The first tutorial I attended was called A Critical Review of Social Data: Biases, Methodological Pitfalls, and Ethical Boundaries. In the past, I discussed biases in data mainly in the context of machine learning with fellow researchers, therefore I was interested to see their take on this topic. The tutorial summarized interesting research in the field, such as the fact that women’s code changes to GitHub are more likely to be accepted unless they are identified as women.

My personal highlight however was the second day of tutorials and workshops. I attended the Wikiworkshop. With particular interest I followed the keynote of Gerhard Weikum.

He talked, among others, about representation of quantities and how many machine learning tools still lack of the understanding of those. Interesting to me particularly, as I have discussed semantifying of quantities in the context of Wikidata and the Web of Data in general. He also emphasized the need of artificial intelligence tools to understand the notion of context and common sense.

I presented the work of Thomas Pellissier Tanon and myself on property label stability in Wikidata in a 90 seconds overview.

Furthermore, we presented the poster on this topic. We sparked many interesting discussion on the topic.

After the days of workshops and tutorials, which brought a lot of new discussions and faces, the main conferences started with a talk by Luciano Floridi, who brought an interesting perspective on the most recent issues around web technologies and artificial intelligence, from a philosophic viewpoint.

Summarizing, the most interesting part of this conference is the variety of topics, that are well prepared and presented. I had the chance to listen to and discuss topics from Darknet Supply chains

to summarizing of user agreements on the web.
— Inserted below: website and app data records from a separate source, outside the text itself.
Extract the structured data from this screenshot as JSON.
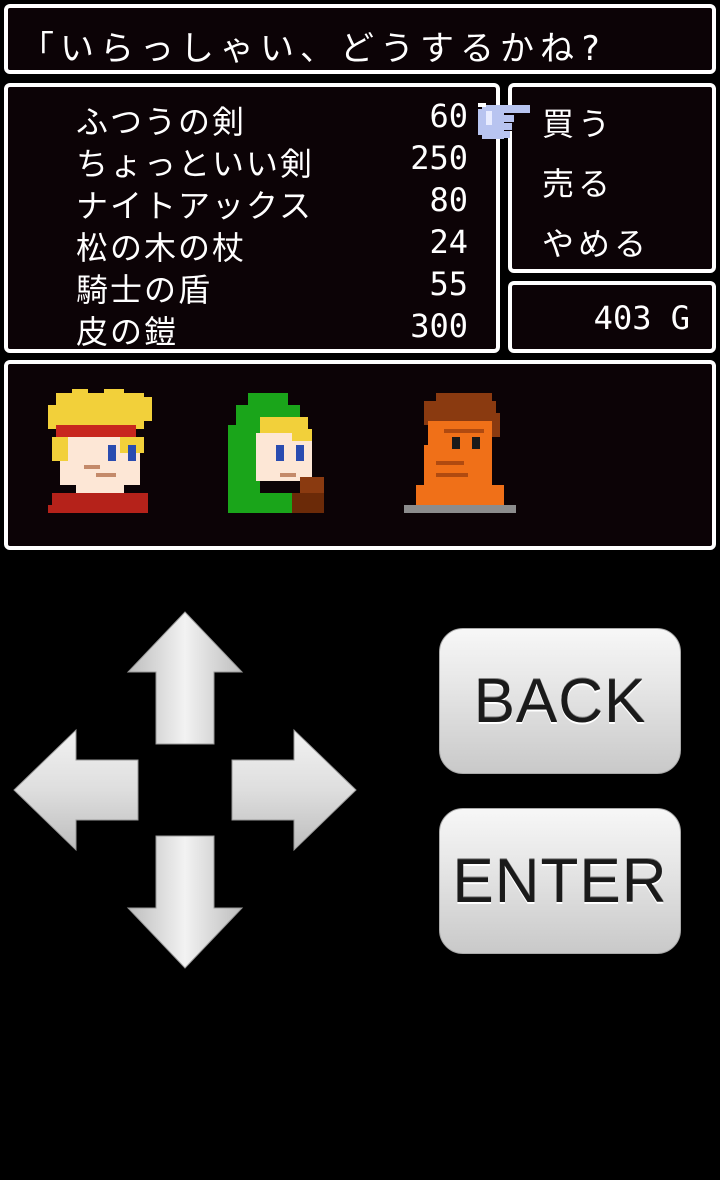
{
  "dialog": {
    "text": "「いらっしゃい、どうするかね?"
  },
  "shop_items": [
    {
      "name": "ふつうの剣",
      "price": "60"
    },
    {
      "name": "ちょっといい剣",
      "price": "250"
    },
    {
      "name": "ナイトアックス",
      "price": "80"
    },
    {
      "name": "松の木の杖",
      "price": "24"
    },
    {
      "name": "騎士の盾",
      "price": "55"
    },
    {
      "name": "皮の鎧",
      "price": "300"
    }
  ],
  "menu": {
    "selected_index": 0,
    "items": [
      "買う",
      "売る",
      "やめる"
    ]
  },
  "gold": {
    "text": "403 G"
  },
  "party": [
    {
      "icon": "blond-warrior-portrait"
    },
    {
      "icon": "green-hood-elf-portrait"
    },
    {
      "icon": "orange-brute-portrait"
    }
  ],
  "controls": {
    "back_label": "BACK",
    "enter_label": "ENTER"
  },
  "colors": {
    "window_bg": "#0c0306",
    "window_border": "#ffffff",
    "cursor_hand": "#b8c4f0"
  }
}
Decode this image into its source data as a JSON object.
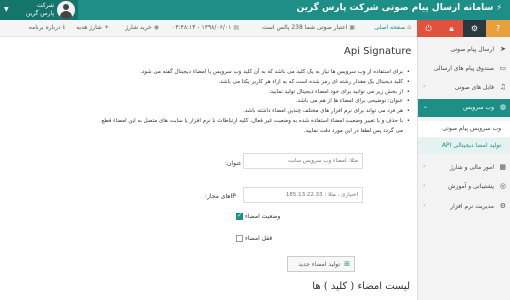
{
  "header": {
    "title": "سامانه ارسال پیام صوتی شرکت پارس گرین",
    "user_line1": "شرکت",
    "user_line2": "پارس گرین"
  },
  "breadcrumb": {
    "home": "صفحه اصلی",
    "credit": "اعتبار صوتی شما 238 پالس است",
    "date": "۱۳۹۸/۰۶/۰۱ - ۰۴:۴۸:۱۴",
    "buy": "خرید شارژ",
    "gift": "شارژ هدیه",
    "about": "درباره برنامه"
  },
  "quick_buttons": [
    {
      "icon": "power",
      "color": "#e0513e"
    },
    {
      "icon": "lock",
      "color": "#e0513e"
    },
    {
      "icon": "gear",
      "color": "#2a3940"
    },
    {
      "icon": "help",
      "color": "#e8a03c"
    }
  ],
  "sidebar": {
    "items": [
      {
        "label": "ارسال پیام صوتی",
        "icon": "send-icon"
      },
      {
        "label": "صندوق پیام های ارسالی",
        "icon": "inbox-icon"
      },
      {
        "label": "فایل های صوتی",
        "icon": "music-icon"
      },
      {
        "label": "وب سرویس",
        "icon": "globe-icon"
      },
      {
        "label": "امور مالی و شارژ",
        "icon": "money-icon"
      },
      {
        "label": "پشتیبانی و آموزش",
        "icon": "support-icon"
      },
      {
        "label": "مدیریت نرم افزار",
        "icon": "settings-icon"
      }
    ],
    "sub_items": [
      {
        "label": "وب سرویس پیام صوتی"
      },
      {
        "label": "تولید امضا دیجیتالی API"
      }
    ]
  },
  "main": {
    "title": "Api Signature",
    "bullets": [
      "برای استفاده از وب سرویس ها نیاز به یک کلید می باشد که به آن کلید وب سرویس یا امضاء دیجیتال گفته می شود.",
      "کلید دیجیتال یک مقدار رشته ای رمز شده است که به ازاء هر کاربر یکتا می باشد.",
      "از بخش زیر می توانید برای خود امضاء دیجیتال تولید نمایید.",
      "عنوان: توضیحی برای امضاء ها از هم می باشد.",
      "هر فرد می تواند برای نرم افزار های مختلف چندین امضاء داشته باشد.",
      "با حذف و یا تغییر وضعیت امضاء استفاده شده به وضعیت غیر فعال، کلیه ارتباطات با نرم افزار یا سایت های متصل به این امضاء قطع می گردد پس لطفا در این مورد دقت نمایید."
    ],
    "title_label": "عنوان:",
    "title_placeholder": "مثلا: امضاء وب سرویس سایت",
    "ip_label": "IPهای مجاز:",
    "ip_placeholder": "اختیاری . مثلا : 185.13.22.33",
    "signature_status_label": "وضعیت امضاء",
    "signature_status_checked": true,
    "lock_label": "قفل امضاء",
    "lock_checked": false,
    "generate_button": "تولید امضاء جدید",
    "list_title": "لیست امضاء ( کلید ) ها"
  }
}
The most impressive part however is how this research is very closely aligned with topics that are of current interests and concerns for the whole society.